- Always have projects up. You can have up to eight active projects on Donors Choose. There is no reason not to have a request up for funding unless you do not have anything you need. I do not know any teacher who does not need anything.
- Just Ask. I post projects to my facebook and email out links on occasion. I request reposting. Although most of my projects are funded by strangers, I've also had friends donate, or request that their corporate giving office look into helping my classroom out. You have a hard job. Email is easy to delete. Send out a link.
- Constant Vigilance. I check in regularly to discover announced funding opportunities. I also look for unannounced ones. If my project gets a match offer, I try to discover why so that I can potentially get that offer again. (This can literally be as simple as having one specific word in your essay.) I take a look to see who funded my projects, and if it is a foundation, I try to discover if they have certain kinds of projects they like and if I have anything else I need in that area (for instance, I know of a couple of foundations that generally fund sensory integration grants). Going all Mad-Eye Moody about grant opportunities can yield big rewards. For instance, I noticed a potential funding pattern last week and mentioned it on my facebook page. Several staff members at my school put up projects in response. Yesterday about half of those projects got funded. And when the Waiting for Superplutocrats people teamed up with Borders to hand out $15 gift cards, I had projects up to be funded in $15 increments.

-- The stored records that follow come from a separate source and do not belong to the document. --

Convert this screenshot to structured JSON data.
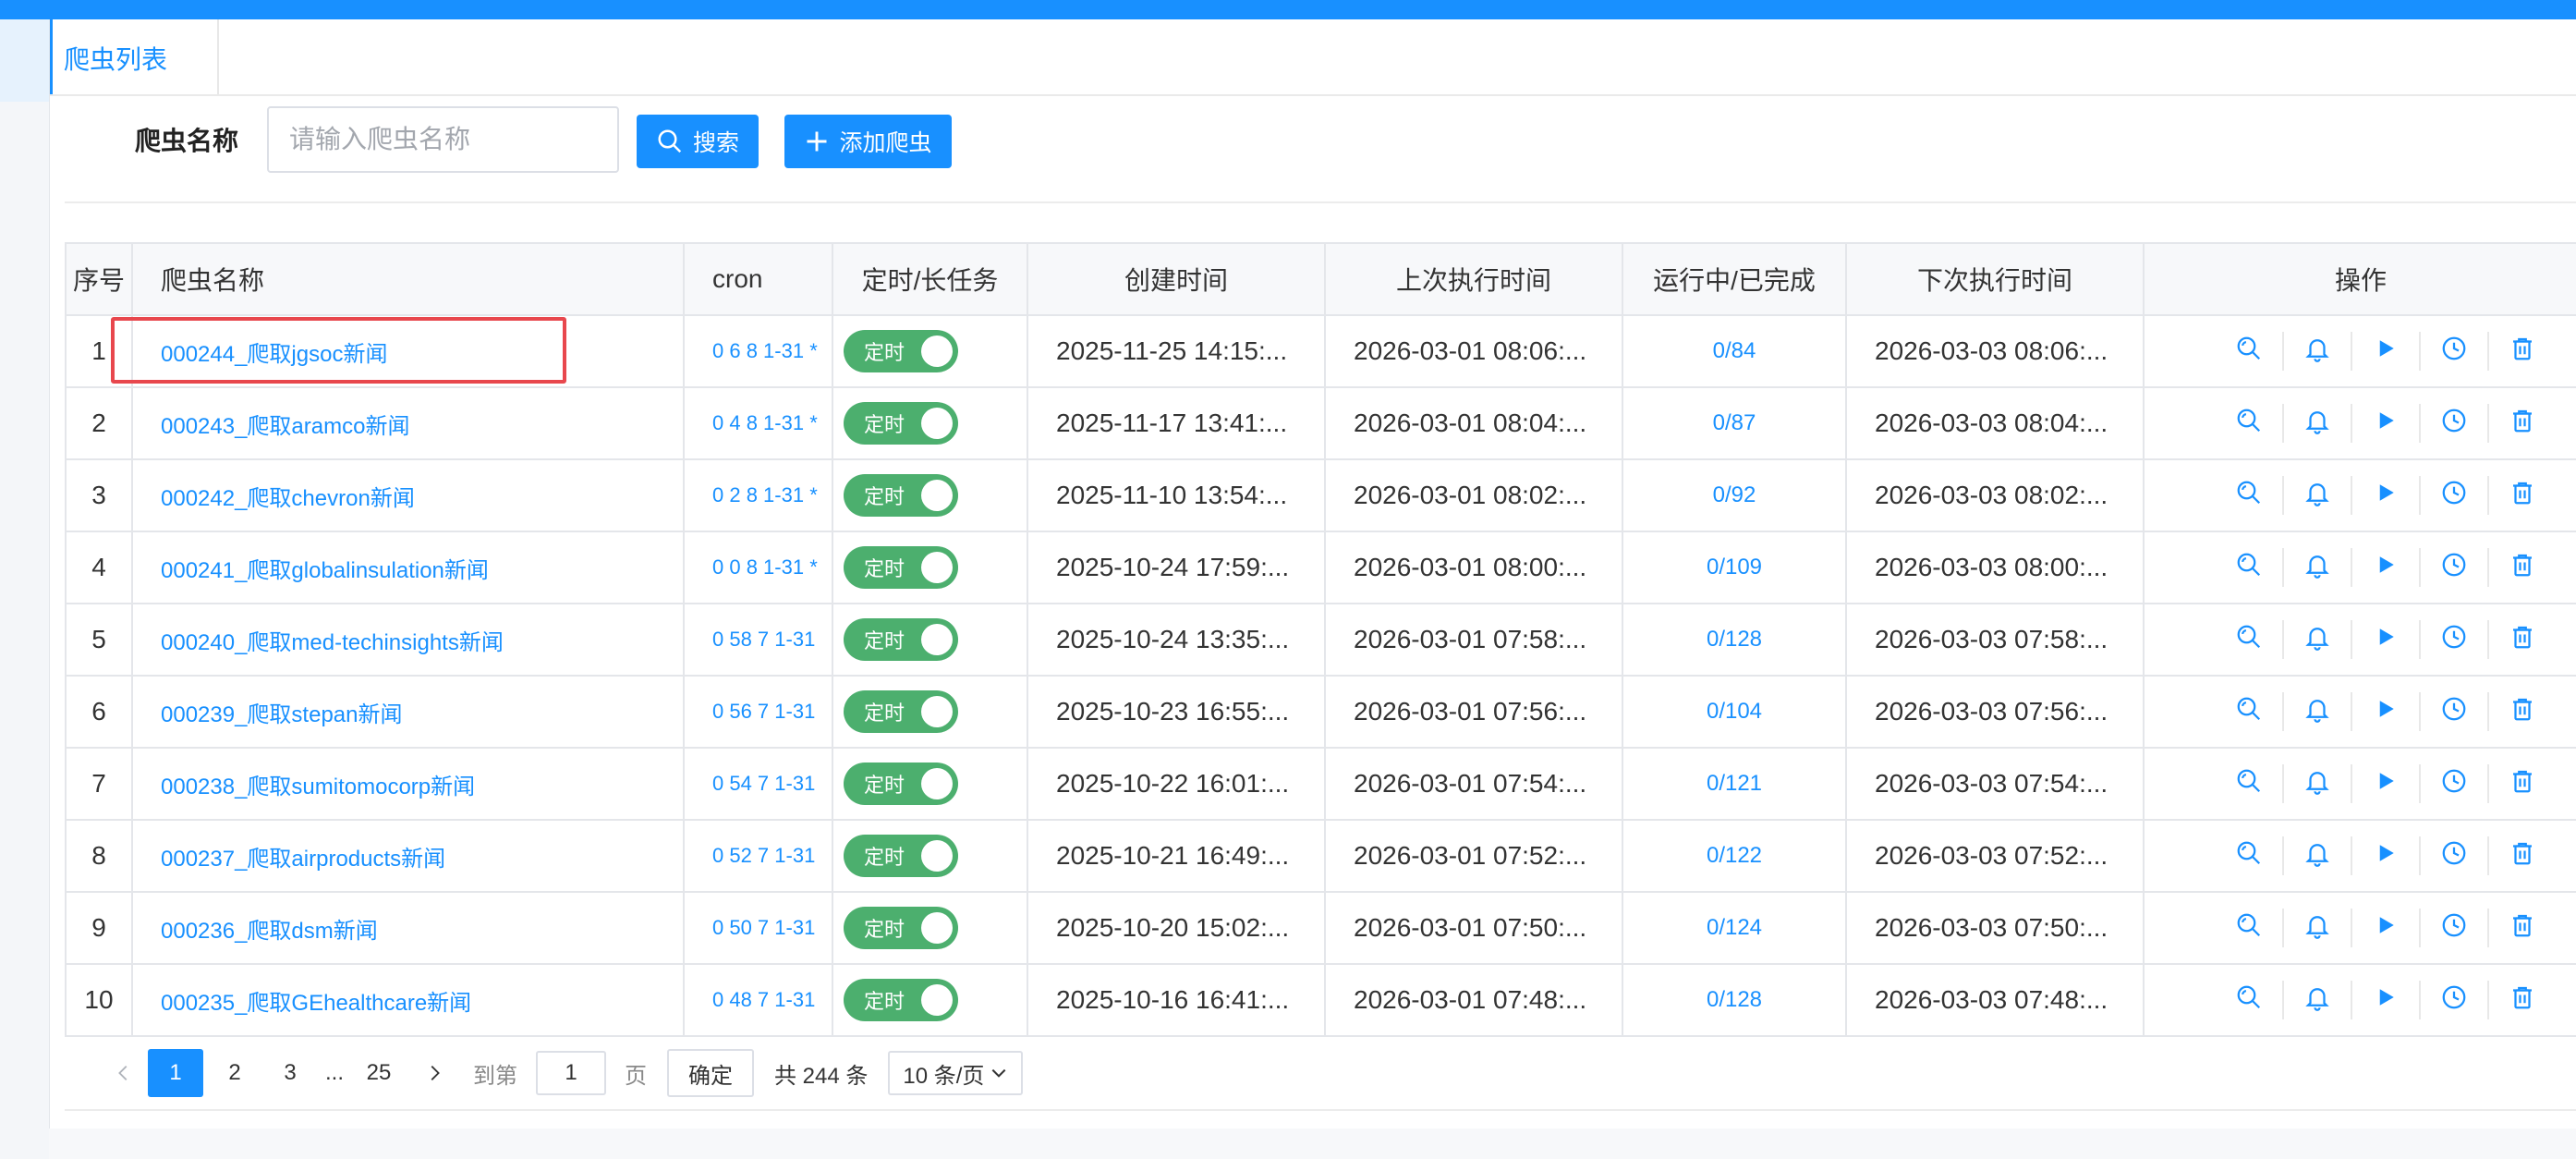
{
  "tabs": [
    {
      "label": "爬虫列表"
    }
  ],
  "search": {
    "label": "爬虫名称",
    "placeholder": "请输入爬虫名称",
    "value": "",
    "search_button": "搜索",
    "add_button": "添加爬虫"
  },
  "table": {
    "columns": [
      "序号",
      "爬虫名称",
      "cron",
      "定时/长任务",
      "创建时间",
      "上次执行时间",
      "运行中/已完成",
      "下次执行时间",
      "操作"
    ],
    "toggle_label": "定时",
    "rows": [
      {
        "idx": "1",
        "name": "000244_爬取jgsoc新闻",
        "cron": "0 6 8 1-31 *",
        "created": "2025-11-25 14:15:...",
        "last": "2026-03-01 08:06:...",
        "run": "0/84",
        "next": "2026-03-03 08:06:..."
      },
      {
        "idx": "2",
        "name": "000243_爬取aramco新闻",
        "cron": "0 4 8 1-31 *",
        "created": "2025-11-17 13:41:...",
        "last": "2026-03-01 08:04:...",
        "run": "0/87",
        "next": "2026-03-03 08:04:..."
      },
      {
        "idx": "3",
        "name": "000242_爬取chevron新闻",
        "cron": "0 2 8 1-31 *",
        "created": "2025-11-10 13:54:...",
        "last": "2026-03-01 08:02:...",
        "run": "0/92",
        "next": "2026-03-03 08:02:..."
      },
      {
        "idx": "4",
        "name": "000241_爬取globalinsulation新闻",
        "cron": "0 0 8 1-31 *",
        "created": "2025-10-24 17:59:...",
        "last": "2026-03-01 08:00:...",
        "run": "0/109",
        "next": "2026-03-03 08:00:..."
      },
      {
        "idx": "5",
        "name": "000240_爬取med-techinsights新闻",
        "cron": "0 58 7 1-31",
        "created": "2025-10-24 13:35:...",
        "last": "2026-03-01 07:58:...",
        "run": "0/128",
        "next": "2026-03-03 07:58:..."
      },
      {
        "idx": "6",
        "name": "000239_爬取stepan新闻",
        "cron": "0 56 7 1-31",
        "created": "2025-10-23 16:55:...",
        "last": "2026-03-01 07:56:...",
        "run": "0/104",
        "next": "2026-03-03 07:56:..."
      },
      {
        "idx": "7",
        "name": "000238_爬取sumitomocorp新闻",
        "cron": "0 54 7 1-31",
        "created": "2025-10-22 16:01:...",
        "last": "2026-03-01 07:54:...",
        "run": "0/121",
        "next": "2026-03-03 07:54:..."
      },
      {
        "idx": "8",
        "name": "000237_爬取airproducts新闻",
        "cron": "0 52 7 1-31",
        "created": "2025-10-21 16:49:...",
        "last": "2026-03-01 07:52:...",
        "run": "0/122",
        "next": "2026-03-03 07:52:..."
      },
      {
        "idx": "9",
        "name": "000236_爬取dsm新闻",
        "cron": "0 50 7 1-31",
        "created": "2025-10-20 15:02:...",
        "last": "2026-03-01 07:50:...",
        "run": "0/124",
        "next": "2026-03-03 07:50:..."
      },
      {
        "idx": "10",
        "name": "000235_爬取GEhealthcare新闻",
        "cron": "0 48 7 1-31",
        "created": "2025-10-16 16:41:...",
        "last": "2026-03-01 07:48:...",
        "run": "0/128",
        "next": "2026-03-03 07:48:..."
      }
    ],
    "actions": [
      "search-icon",
      "bell-icon",
      "play-icon",
      "clock-icon",
      "trash-icon"
    ]
  },
  "pagination": {
    "pages": [
      "1",
      "2",
      "3",
      "...",
      "25"
    ],
    "current": "1",
    "goto_label": "到第",
    "goto_value": "1",
    "page_word": "页",
    "confirm": "确定",
    "total": "共 244 条",
    "page_size": "10 条/页"
  },
  "colors": {
    "primary": "#1890ff",
    "toggle_on": "#4caf6e",
    "highlight": "#e8474d"
  }
}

- Get those photo releases signed at the beginning of the year. I make sure to pass these out at Back to School Night with a detailed explanation. I usually get a bunch back before Back to School Night ends. I follow up with any parents who don't attend BtSN or don't return the form; I have never had a parent decline to sign once I explain the purpose.
- Just get the thank yous done. I know how hard this can be with everything else you have to do. But the thank you notes don't have to be elaborate. Take the pictures on your mobile phone. Simple.
If anyone has other hot tips for getting funding, I'd love to hear them.